=== Input data ===

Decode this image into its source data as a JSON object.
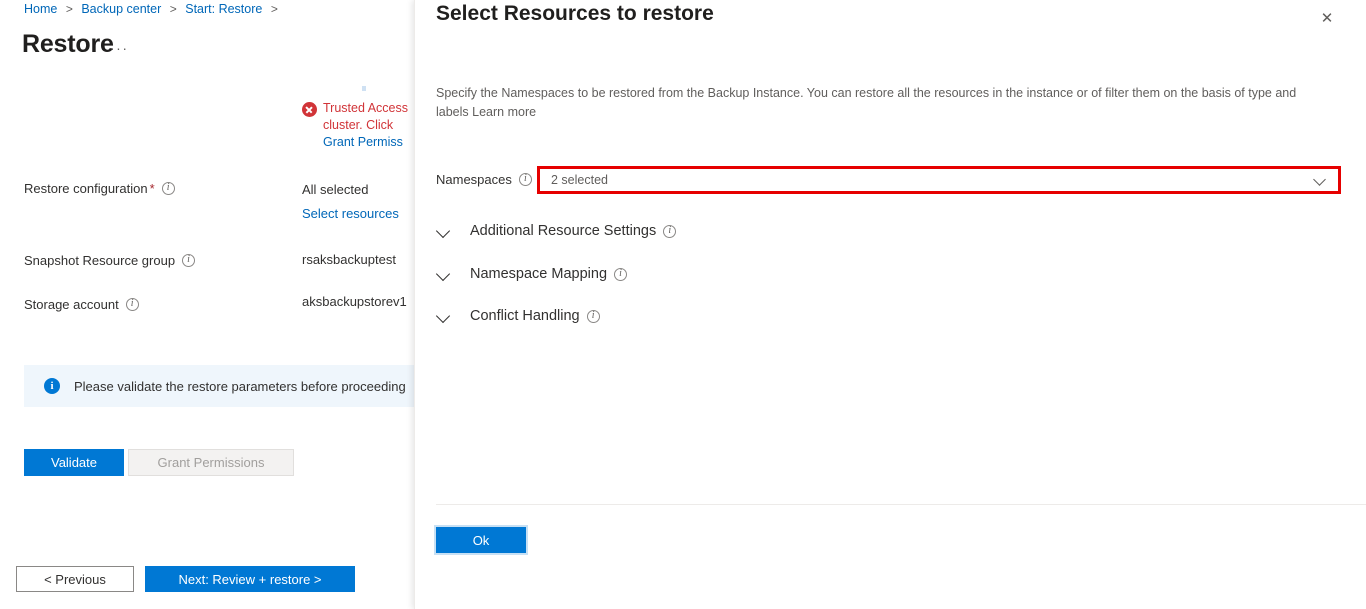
{
  "breadcrumb": {
    "items": [
      "Home",
      "Backup center",
      "Start: Restore"
    ],
    "separator": ">",
    "trailing_separator": ">"
  },
  "page": {
    "title": "Restore",
    "ellipsis": "···"
  },
  "error": {
    "icon": "error-circle-icon",
    "text": "Trusted Access\ncluster. Click",
    "link": "Grant Permiss"
  },
  "fields": [
    {
      "label": "Restore configuration",
      "required": true,
      "info_icon": "info-icon",
      "value": "All selected",
      "link": "Select resources"
    },
    {
      "label": "Snapshot Resource group",
      "required": false,
      "info_icon": "info-icon",
      "value": "rsaksbackuptest",
      "link": ""
    },
    {
      "label": "Storage account",
      "required": false,
      "info_icon": "info-icon",
      "value": "aksbackupstorev1",
      "link": ""
    }
  ],
  "info_bar": {
    "icon": "info-circle-icon",
    "text": "Please validate the restore parameters before proceeding"
  },
  "buttons": {
    "validate": "Validate",
    "grant_permissions": "Grant Permissions",
    "previous": "< Previous",
    "next": "Next: Review + restore >"
  },
  "panel": {
    "title": "Select Resources to restore",
    "close_icon": "close-icon",
    "description": "Specify the Namespaces to be restored from the Backup Instance. You can restore all the resources in the instance or of filter them on the basis of type and labels Learn more",
    "namespaces": {
      "label": "Namespaces",
      "info_icon": "info-icon",
      "value": "2 selected",
      "chevron_icon": "chevron-down-icon",
      "highlight_color": "#e60000"
    },
    "sections": [
      {
        "label": "Additional Resource Settings",
        "chevron_icon": "chevron-down-icon",
        "info_icon": "info-icon"
      },
      {
        "label": "Namespace Mapping",
        "chevron_icon": "chevron-down-icon",
        "info_icon": "info-icon"
      },
      {
        "label": "Conflict Handling",
        "chevron_icon": "chevron-down-icon",
        "info_icon": "info-icon"
      }
    ],
    "ok_button": "Ok"
  },
  "colors": {
    "accent": "#0078d4",
    "link": "#0067b8",
    "error": "#d13438",
    "highlight": "#e60000",
    "info_bg": "#eff6fc"
  }
}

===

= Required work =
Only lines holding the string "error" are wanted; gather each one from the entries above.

= Your response =
  "error": {
    "icon": "error-circle-icon",
    "error": "#d13438",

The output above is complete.